Georgia’s state Senate has passed a watered down food safety bill on Wednesday which would require compulsory tests for contamination in some instances.
The bill, which passed 50-0, was introduced by Senator John Bulloch in response to the salmonella outbreak caused by contaminated peanut products from the Peanut Corporation of America’s Blakely, Georgia plant.
Senate bill 80 would require food processors to report any contamination they find within 24 hours to the state Department of Agriculture, and instructs the Commissioner of Agriculture to “establish requirements for regular testing of samples or specimens of foods and ingredients by food processing plants.” It would also give food safety authorities “free access at all reasonable hours” to any site where food is made, processed or packaged, and the power to inspect records of contaminant tests.

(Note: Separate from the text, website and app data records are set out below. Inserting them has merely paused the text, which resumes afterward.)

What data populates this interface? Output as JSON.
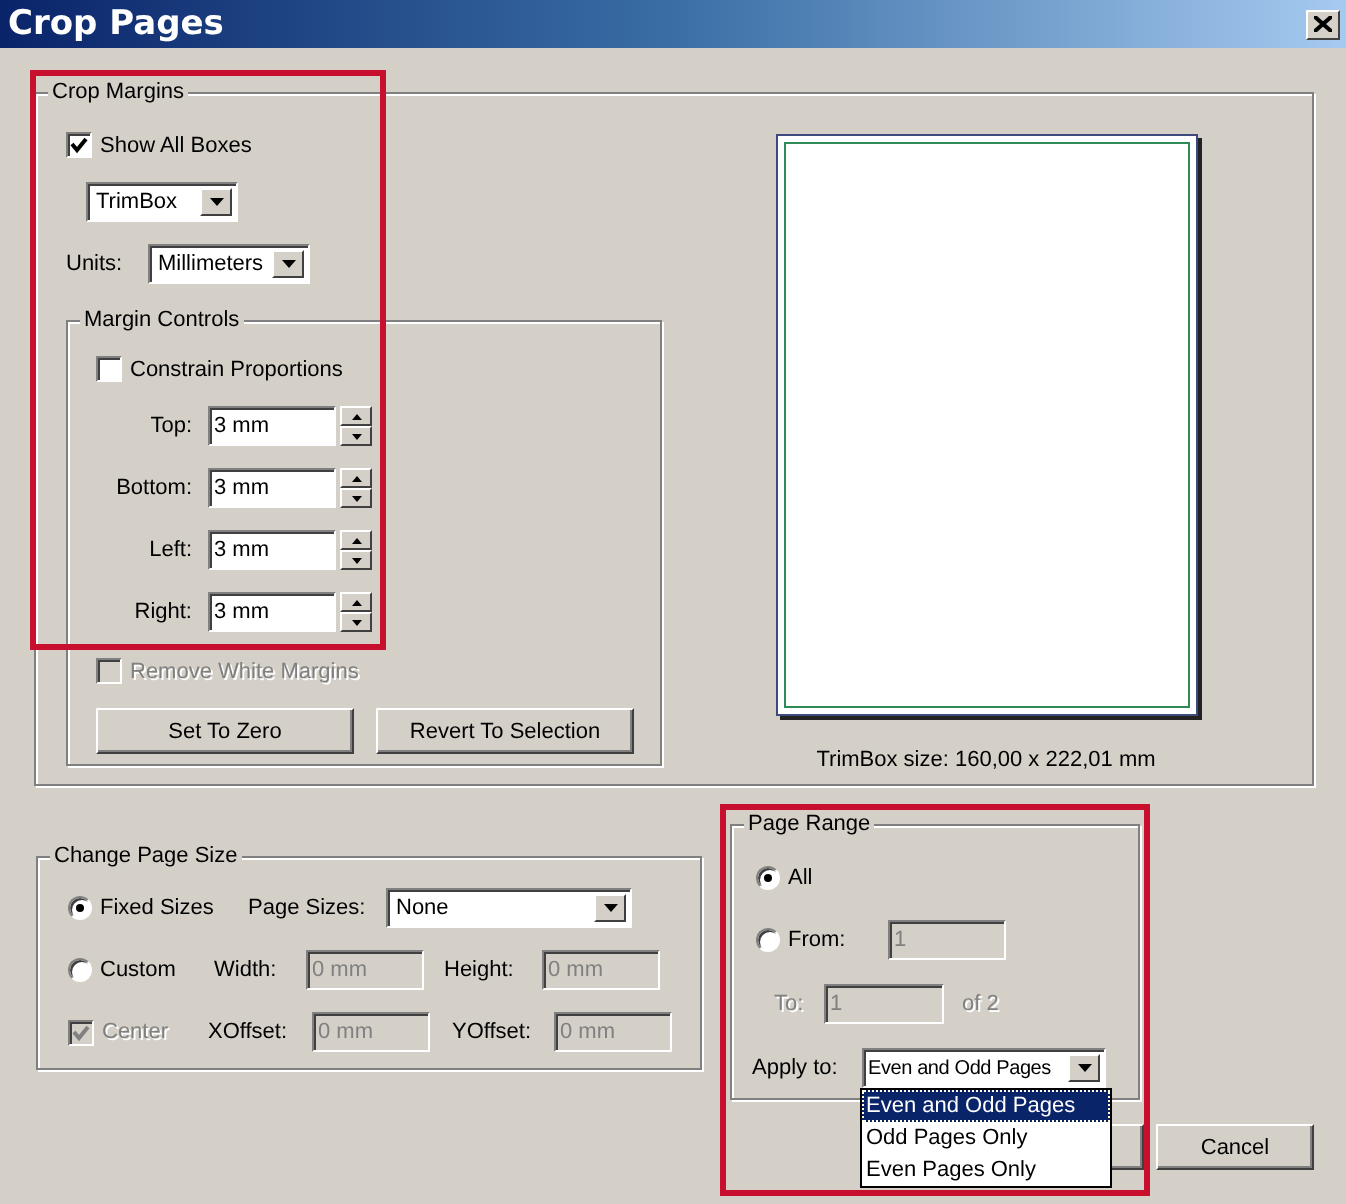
{
  "window": {
    "title": "Crop Pages"
  },
  "crop_margins": {
    "title": "Crop Margins",
    "show_all_boxes": {
      "label": "Show All Boxes",
      "checked": true
    },
    "box_type": {
      "value": "TrimBox"
    },
    "units": {
      "label": "Units:",
      "value": "Millimeters"
    },
    "margin_controls": {
      "title": "Margin Controls",
      "constrain_proportions": {
        "label": "Constrain Proportions",
        "checked": false
      },
      "margins": [
        {
          "label": "Top:",
          "value": "3 mm"
        },
        {
          "label": "Bottom:",
          "value": "3 mm"
        },
        {
          "label": "Left:",
          "value": "3 mm"
        },
        {
          "label": "Right:",
          "value": "3 mm"
        }
      ],
      "remove_white_margins": {
        "label": "Remove White Margins",
        "checked": false,
        "disabled": true
      },
      "buttons": [
        "Set To Zero",
        "Revert To Selection"
      ]
    },
    "preview": {
      "caption": "TrimBox size: 160,00 x 222,01 mm"
    }
  },
  "change_page_size": {
    "title": "Change Page Size",
    "modes": [
      {
        "label": "Fixed Sizes",
        "selected": true
      },
      {
        "label": "Custom",
        "selected": false
      }
    ],
    "page_sizes": {
      "label": "Page Sizes:",
      "value": "None"
    },
    "width": {
      "label": "Width:",
      "value": "0 mm",
      "disabled": true
    },
    "height": {
      "label": "Height:",
      "value": "0 mm",
      "disabled": true
    },
    "center": {
      "label": "Center",
      "checked": true,
      "disabled": true
    },
    "xoffset": {
      "label": "XOffset:",
      "value": "0 mm",
      "disabled": true
    },
    "yoffset": {
      "label": "YOffset:",
      "value": "0 mm",
      "disabled": true
    }
  },
  "page_range": {
    "title": "Page Range",
    "modes": [
      {
        "label": "All",
        "selected": true
      },
      {
        "label": "From:",
        "selected": false
      }
    ],
    "from": {
      "value": "1",
      "disabled": true
    },
    "to": {
      "label": "To:",
      "value": "1",
      "disabled": true
    },
    "total": {
      "label": "of 2",
      "disabled": true
    },
    "apply_to": {
      "label": "Apply to:",
      "value": "Even and Odd Pages",
      "expanded": true,
      "options": [
        {
          "label": "Even and Odd Pages",
          "selected": true
        },
        {
          "label": "Odd Pages Only",
          "selected": false
        },
        {
          "label": "Even Pages Only",
          "selected": false
        }
      ]
    }
  },
  "buttons": [
    "Cancel"
  ]
}
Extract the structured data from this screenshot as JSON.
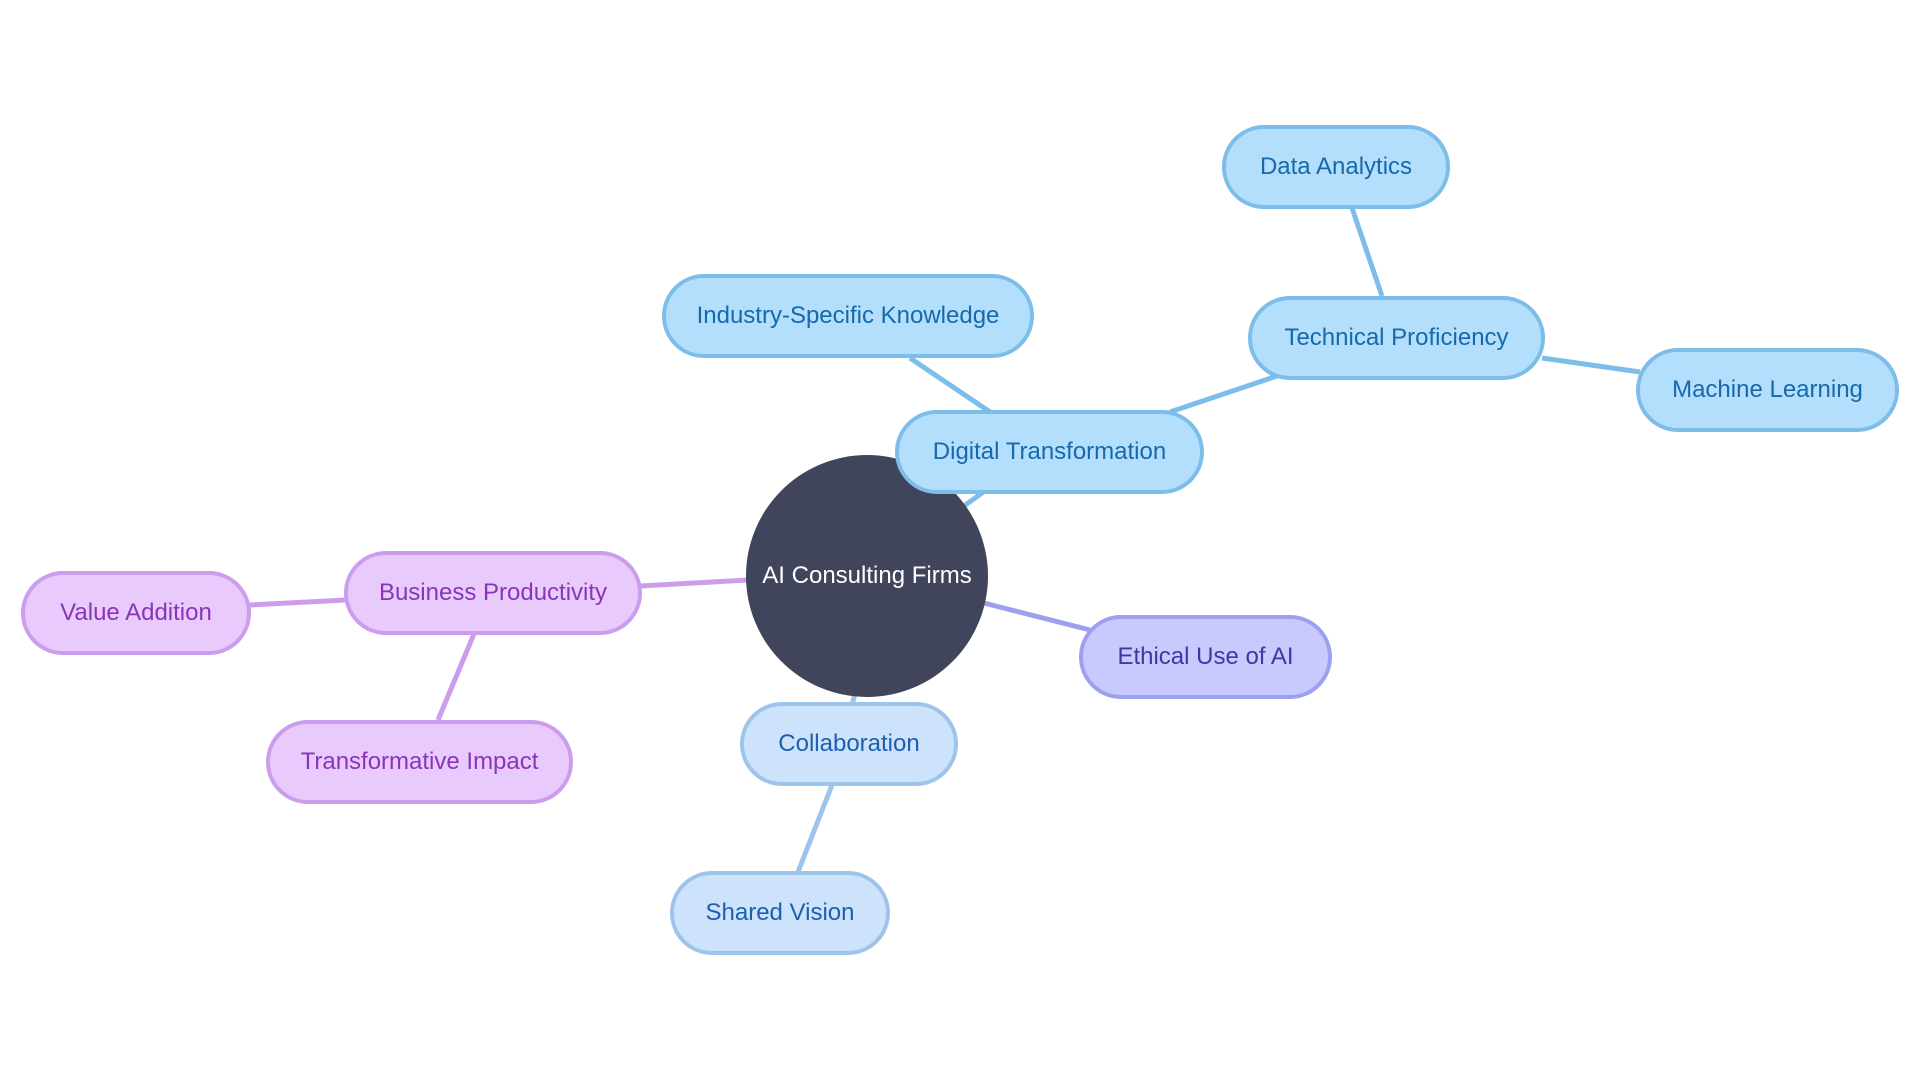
{
  "diagram": {
    "type": "mindmap",
    "root": {
      "id": "root",
      "label": "AI Consulting Firms",
      "color": "#41455c"
    },
    "nodes": [
      {
        "id": "digital",
        "label": "Digital Transformation",
        "parent": "root",
        "theme": "blue"
      },
      {
        "id": "industry",
        "label": "Industry-Specific Knowledge",
        "parent": "digital",
        "theme": "blue"
      },
      {
        "id": "technical",
        "label": "Technical Proficiency",
        "parent": "digital",
        "theme": "blue"
      },
      {
        "id": "data",
        "label": "Data Analytics",
        "parent": "technical",
        "theme": "blue"
      },
      {
        "id": "ml",
        "label": "Machine Learning",
        "parent": "technical",
        "theme": "blue"
      },
      {
        "id": "ethical",
        "label": "Ethical Use of AI",
        "parent": "root",
        "theme": "violet"
      },
      {
        "id": "collab",
        "label": "Collaboration",
        "parent": "root",
        "theme": "lightblue"
      },
      {
        "id": "shared",
        "label": "Shared Vision",
        "parent": "collab",
        "theme": "lightblue"
      },
      {
        "id": "business",
        "label": "Business Productivity",
        "parent": "root",
        "theme": "purple"
      },
      {
        "id": "value",
        "label": "Value Addition",
        "parent": "business",
        "theme": "purple"
      },
      {
        "id": "transform",
        "label": "Transformative Impact",
        "parent": "business",
        "theme": "purple"
      }
    ],
    "theme_colors": {
      "blue": {
        "fill": "#b3dffd",
        "stroke": "#7dbde9",
        "text": "#1769aa"
      },
      "lightblue": {
        "fill": "#cde3fb",
        "stroke": "#9ec4ec",
        "text": "#1d5fb0"
      },
      "violet": {
        "fill": "#c8cafd",
        "stroke": "#9da0ee",
        "text": "#3a3aa6"
      },
      "purple": {
        "fill": "#e8cafd",
        "stroke": "#cc9ced",
        "text": "#8a35b8"
      }
    }
  }
}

Chris Waldrop, director of the Food Policy Institute at the Consumer Federation of America, told FoodNavigator-USA.com: “It is a good first step… especially in light of what happened at the PCA.”
However, a significant amendment was introduced by Senator Bulloch at the last minute, allowing for food processors to be exempted from testing if they draw up a food safety plan which is approved by the state.
Waldrop expressed concerns about a lack of detailed description in terms of what is required of these food safety plans or how often checks would have to take place.
“The concern I have is that it doesn’t specifically lay out the degree of testing,” he said. “…The level of testing would be left up to the company.”
Senator Bulloch was not available for comment prior to publication.
The bill would become law after approval by the state Governor, or by passing into law without that approval.
The current salmonella outbreak has caused 654 illnesses across 44 states and may have contributed to nine deaths, according to the latest information from the Centers for Disease Control and Prevention.
The PCA plant linked to the outbreak is in Bulloch’s district.